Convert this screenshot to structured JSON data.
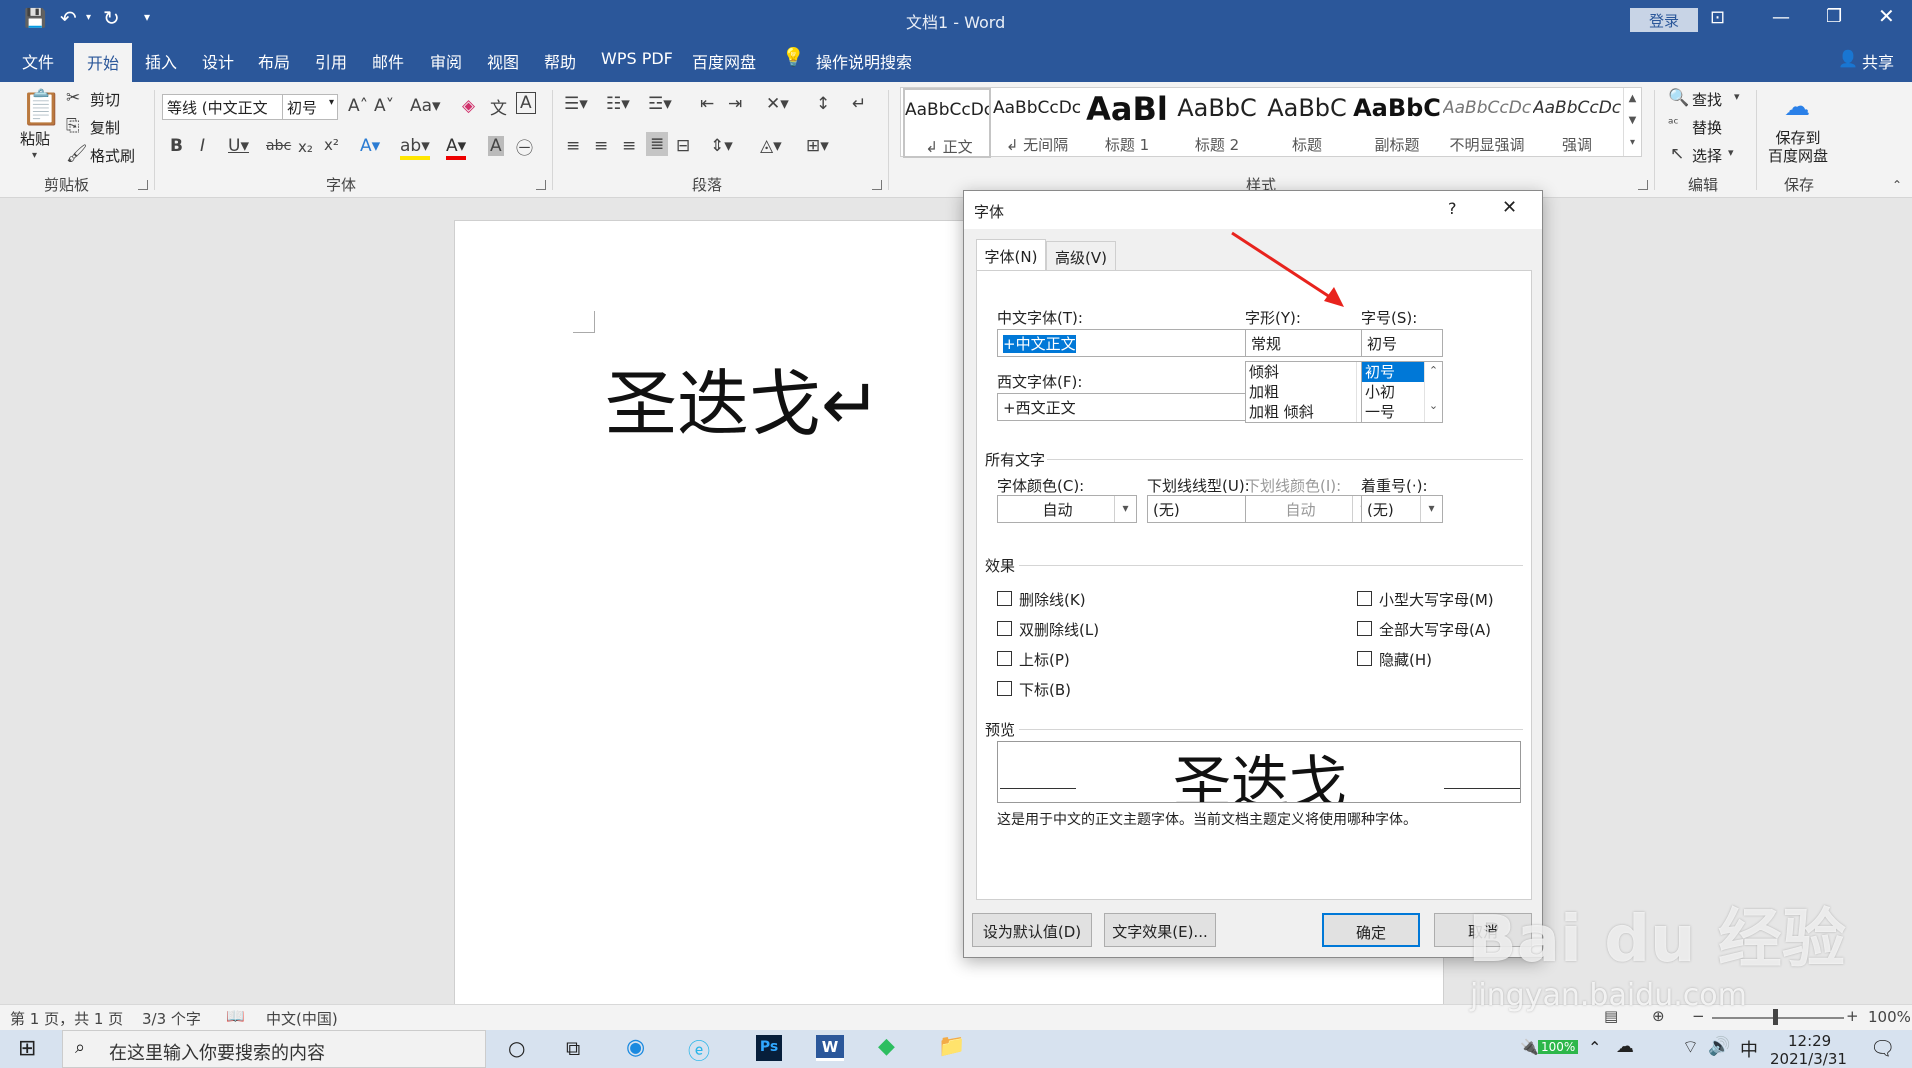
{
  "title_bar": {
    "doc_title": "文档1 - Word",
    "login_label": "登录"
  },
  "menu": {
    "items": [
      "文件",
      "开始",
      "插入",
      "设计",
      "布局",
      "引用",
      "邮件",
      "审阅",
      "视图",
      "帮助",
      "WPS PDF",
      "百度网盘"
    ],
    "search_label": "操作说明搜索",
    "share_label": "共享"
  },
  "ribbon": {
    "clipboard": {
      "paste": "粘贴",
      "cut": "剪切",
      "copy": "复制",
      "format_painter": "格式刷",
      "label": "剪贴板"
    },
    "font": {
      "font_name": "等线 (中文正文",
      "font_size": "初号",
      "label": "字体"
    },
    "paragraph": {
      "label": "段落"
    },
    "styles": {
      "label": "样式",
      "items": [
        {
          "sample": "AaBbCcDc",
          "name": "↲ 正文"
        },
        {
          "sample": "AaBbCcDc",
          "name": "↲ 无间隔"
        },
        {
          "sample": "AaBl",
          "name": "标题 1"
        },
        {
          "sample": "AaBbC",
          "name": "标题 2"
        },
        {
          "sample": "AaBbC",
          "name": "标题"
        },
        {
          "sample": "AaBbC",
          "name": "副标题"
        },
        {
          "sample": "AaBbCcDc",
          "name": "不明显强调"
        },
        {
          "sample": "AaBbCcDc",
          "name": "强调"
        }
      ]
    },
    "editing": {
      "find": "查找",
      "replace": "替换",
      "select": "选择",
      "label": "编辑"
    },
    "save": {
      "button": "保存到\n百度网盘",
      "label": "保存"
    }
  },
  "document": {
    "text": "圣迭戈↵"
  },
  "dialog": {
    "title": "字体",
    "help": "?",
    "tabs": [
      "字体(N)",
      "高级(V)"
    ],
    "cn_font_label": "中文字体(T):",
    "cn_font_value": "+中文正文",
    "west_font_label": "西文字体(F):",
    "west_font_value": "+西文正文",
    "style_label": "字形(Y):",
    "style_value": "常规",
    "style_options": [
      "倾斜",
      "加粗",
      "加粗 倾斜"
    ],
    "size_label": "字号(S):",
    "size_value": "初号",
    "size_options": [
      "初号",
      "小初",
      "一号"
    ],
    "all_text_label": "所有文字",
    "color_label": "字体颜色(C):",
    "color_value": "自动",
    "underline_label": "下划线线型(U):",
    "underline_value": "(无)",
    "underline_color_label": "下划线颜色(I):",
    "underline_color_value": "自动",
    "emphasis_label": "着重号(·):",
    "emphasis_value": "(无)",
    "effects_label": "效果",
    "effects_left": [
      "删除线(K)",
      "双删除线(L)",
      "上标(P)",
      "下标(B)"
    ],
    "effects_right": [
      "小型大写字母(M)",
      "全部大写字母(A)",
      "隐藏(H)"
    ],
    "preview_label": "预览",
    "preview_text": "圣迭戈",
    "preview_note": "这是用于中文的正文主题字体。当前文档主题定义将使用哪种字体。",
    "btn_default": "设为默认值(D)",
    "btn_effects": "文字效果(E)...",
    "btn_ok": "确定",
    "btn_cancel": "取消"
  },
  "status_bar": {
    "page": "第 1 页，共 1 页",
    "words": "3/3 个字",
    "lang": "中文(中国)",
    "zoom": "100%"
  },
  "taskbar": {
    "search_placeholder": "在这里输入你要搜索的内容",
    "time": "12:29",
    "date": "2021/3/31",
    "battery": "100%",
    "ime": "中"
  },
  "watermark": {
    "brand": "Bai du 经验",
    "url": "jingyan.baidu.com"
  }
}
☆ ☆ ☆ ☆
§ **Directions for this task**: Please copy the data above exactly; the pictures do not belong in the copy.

§ **Problem solution**:
Convert this screenshot to structured JSON data.
{
  "title_bar": {
    "doc_title": "文档1 - Word",
    "login_label": "登录"
  },
  "menu": {
    "items": [
      "文件",
      "开始",
      "插入",
      "设计",
      "布局",
      "引用",
      "邮件",
      "审阅",
      "视图",
      "帮助",
      "WPS PDF",
      "百度网盘"
    ],
    "search_label": "操作说明搜索",
    "share_label": "共享"
  },
  "ribbon": {
    "clipboard": {
      "paste": "粘贴",
      "cut": "剪切",
      "copy": "复制",
      "format_painter": "格式刷",
      "label": "剪贴板"
    },
    "font": {
      "font_name": "等线 (中文正文",
      "font_size": "初号",
      "label": "字体"
    },
    "paragraph": {
      "label": "段落"
    },
    "styles": {
      "label": "样式",
      "items": [
        {
          "sample": "AaBbCcDc",
          "name": "↲ 正文"
        },
        {
          "sample": "AaBbCcDc",
          "name": "↲ 无间隔"
        },
        {
          "sample": "AaBl",
          "name": "标题 1"
        },
        {
          "sample": "AaBbC",
          "name": "标题 2"
        },
        {
          "sample": "AaBbC",
          "name": "标题"
        },
        {
          "sample": "AaBbC",
          "name": "副标题"
        },
        {
          "sample": "AaBbCcDc",
          "name": "不明显强调"
        },
        {
          "sample": "AaBbCcDc",
          "name": "强调"
        }
      ]
    },
    "editing": {
      "find": "查找",
      "replace": "替换",
      "select": "选择",
      "label": "编辑"
    },
    "save": {
      "button": "保存到\n百度网盘",
      "label": "保存"
    }
  },
  "document": {
    "text": "圣迭戈↵"
  },
  "dialog": {
    "title": "字体",
    "help": "?",
    "tabs": [
      "字体(N)",
      "高级(V)"
    ],
    "cn_font_label": "中文字体(T):",
    "cn_font_value": "+中文正文",
    "west_font_label": "西文字体(F):",
    "west_font_value": "+西文正文",
    "style_label": "字形(Y):",
    "style_value": "常规",
    "style_options": [
      "倾斜",
      "加粗",
      "加粗 倾斜"
    ],
    "size_label": "字号(S):",
    "size_value": "初号",
    "size_options": [
      "初号",
      "小初",
      "一号"
    ],
    "all_text_label": "所有文字",
    "color_label": "字体颜色(C):",
    "color_value": "自动",
    "underline_label": "下划线线型(U):",
    "underline_value": "(无)",
    "underline_color_label": "下划线颜色(I):",
    "underline_color_value": "自动",
    "emphasis_label": "着重号(·):",
    "emphasis_value": "(无)",
    "effects_label": "效果",
    "effects_left": [
      "删除线(K)",
      "双删除线(L)",
      "上标(P)",
      "下标(B)"
    ],
    "effects_right": [
      "小型大写字母(M)",
      "全部大写字母(A)",
      "隐藏(H)"
    ],
    "preview_label": "预览",
    "preview_text": "圣迭戈",
    "preview_note": "这是用于中文的正文主题字体。当前文档主题定义将使用哪种字体。",
    "btn_default": "设为默认值(D)",
    "btn_effects": "文字效果(E)...",
    "btn_ok": "确定",
    "btn_cancel": "取消"
  },
  "status_bar": {
    "page": "第 1 页，共 1 页",
    "words": "3/3 个字",
    "lang": "中文(中国)",
    "zoom": "100%"
  },
  "taskbar": {
    "search_placeholder": "在这里输入你要搜索的内容",
    "time": "12:29",
    "date": "2021/3/31",
    "battery": "100%",
    "ime": "中"
  },
  "watermark": {
    "brand": "Bai du 经验",
    "url": "jingyan.baidu.com"
  }
}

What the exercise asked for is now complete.